Monday, June 17, 2024

Afghan Woman Opens A Radio Station In Farah City

Farah province, in western Afghanistan, is one of the cities with very few female media employees

Must read

Omid Sobhani
Omid Sobhani
Omid Sobhani is a senior journalist at Australian Broadcasting Corporation (ABC) and the Transcontinental Times.

AFGHANISTAN. Farah:  The ‘Voice of Women’ radio has begun its broadcasting this week after it was established a month ago in the city of Farah. In Farah, very few women take part in social affairs.

Zubaida Nasri, the head of ‘The Voice of Women’ radio said that the existence of violence against women motivated her to think about establishing this radio.

- Advertisement -

Unlike the Afghanistan major cities, Farah has seen fewer improvements in women’s engagement in social affairs. The high presence of Taliban and other militant groups in all districts of the province has hindered the growth of social activities in the provinces.

Efforts to reduce women’s problems  

“Women have less knowledge about their rights in Farah province, ” Nasri said, adding that most of them are facing grave violence. “We want to reduce these problems with this radio [The Women’s Voice].”

- Advertisement -

The launch of this radio also opened employment opportunities for few women, according to Nasri.

“Due to the traditional and radical presences of patriarchal norms, women can’t grow sufficiently in Afghanistan, ” Fatima (Anonymous), a journalist from Herat said.

- Advertisement -
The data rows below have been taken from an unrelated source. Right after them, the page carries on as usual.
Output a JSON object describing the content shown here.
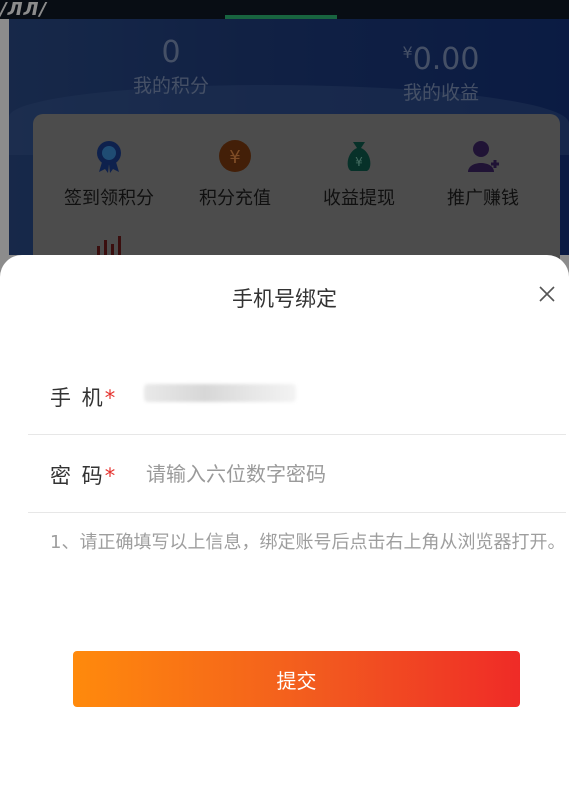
{
  "header": {
    "logo_text": "/ЛЛ/"
  },
  "stats": {
    "points": {
      "value": "0",
      "label": "我的积分"
    },
    "earnings": {
      "currency": "¥",
      "value": "0.00",
      "label": "我的收益"
    }
  },
  "menu": {
    "items": [
      {
        "label": "签到领积分",
        "icon": "badge-icon"
      },
      {
        "label": "积分充值",
        "icon": "yen-coin-icon"
      },
      {
        "label": "收益提现",
        "icon": "money-bag-icon"
      },
      {
        "label": "推广赚钱",
        "icon": "add-user-icon"
      },
      {
        "label": "",
        "icon": "bar-chart-icon"
      }
    ]
  },
  "dialog": {
    "title": "手机号绑定",
    "close_icon": "close-icon",
    "phone": {
      "label": "手 机",
      "required_mark": "*",
      "value": ""
    },
    "password": {
      "label": "密 码",
      "required_mark": "*",
      "placeholder": "请输入六位数字密码"
    },
    "tip": "1、请正确填写以上信息，绑定账号后点击右上角从浏览器打开。",
    "submit_label": "提交"
  },
  "colors": {
    "accent_green": "#2db776",
    "button_gradient_start": "#ff8a0c",
    "button_gradient_end": "#ef2b27",
    "required": "#e5332f"
  }
}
According to The Women’s Voice Radio, the media priority is to inform women about their basic rights and informing the government about their demands.
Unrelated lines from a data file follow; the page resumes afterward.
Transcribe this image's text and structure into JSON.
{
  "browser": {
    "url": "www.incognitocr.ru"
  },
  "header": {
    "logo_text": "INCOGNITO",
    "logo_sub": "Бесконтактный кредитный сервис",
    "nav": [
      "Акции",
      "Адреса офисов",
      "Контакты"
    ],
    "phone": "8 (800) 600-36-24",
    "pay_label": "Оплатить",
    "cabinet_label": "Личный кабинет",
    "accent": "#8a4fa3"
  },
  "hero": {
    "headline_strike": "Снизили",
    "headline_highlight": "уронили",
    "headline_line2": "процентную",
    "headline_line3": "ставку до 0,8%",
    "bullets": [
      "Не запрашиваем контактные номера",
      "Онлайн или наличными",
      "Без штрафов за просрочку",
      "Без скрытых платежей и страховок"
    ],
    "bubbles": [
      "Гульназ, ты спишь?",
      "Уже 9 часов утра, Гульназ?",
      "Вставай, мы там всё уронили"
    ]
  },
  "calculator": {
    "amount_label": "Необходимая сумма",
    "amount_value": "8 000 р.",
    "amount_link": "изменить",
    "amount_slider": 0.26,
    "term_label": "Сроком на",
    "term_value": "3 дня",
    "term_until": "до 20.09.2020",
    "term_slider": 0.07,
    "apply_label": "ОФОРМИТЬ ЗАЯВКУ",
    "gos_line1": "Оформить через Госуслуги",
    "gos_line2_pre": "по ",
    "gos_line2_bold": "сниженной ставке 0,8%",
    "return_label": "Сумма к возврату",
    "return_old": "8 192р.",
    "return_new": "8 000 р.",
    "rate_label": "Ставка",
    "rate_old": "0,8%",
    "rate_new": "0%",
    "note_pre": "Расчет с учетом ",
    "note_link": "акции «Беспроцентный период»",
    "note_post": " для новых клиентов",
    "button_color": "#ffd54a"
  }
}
The radio will also cover educational, cultural, scientific, social, and economic issues. Fariba Sharifi, founder, and the general manager of the radio said this will be a positive step in women’s lives.

Read Also: Ten Radio Stations Shut Down In Afghanistan

Boosting women’s rights

“From now on, the women can themselves raise their voices to fight gender inequality with their media and present their demands to the government,” she said.

Eight women and four men work in this radio, but the security issues still make a barrier on the path of women struggling to make jobs. Kubra Azimi, head of Farah Women’s Affairs told Afghanistan Women’s News Agency that the establishment of this media will be a door-way to the promotion of women’s rights and will be productive.

This radio with 99.6 FM will play on air in seven districts of Farah daily and is the second established media by women among nine media outlets in Farah.

According to Afghan Journalists Safety Committee, there has been an 18 percent decline in the number of female media workers in Afghanistan for the past six months.


- Advertisement -



Trending Today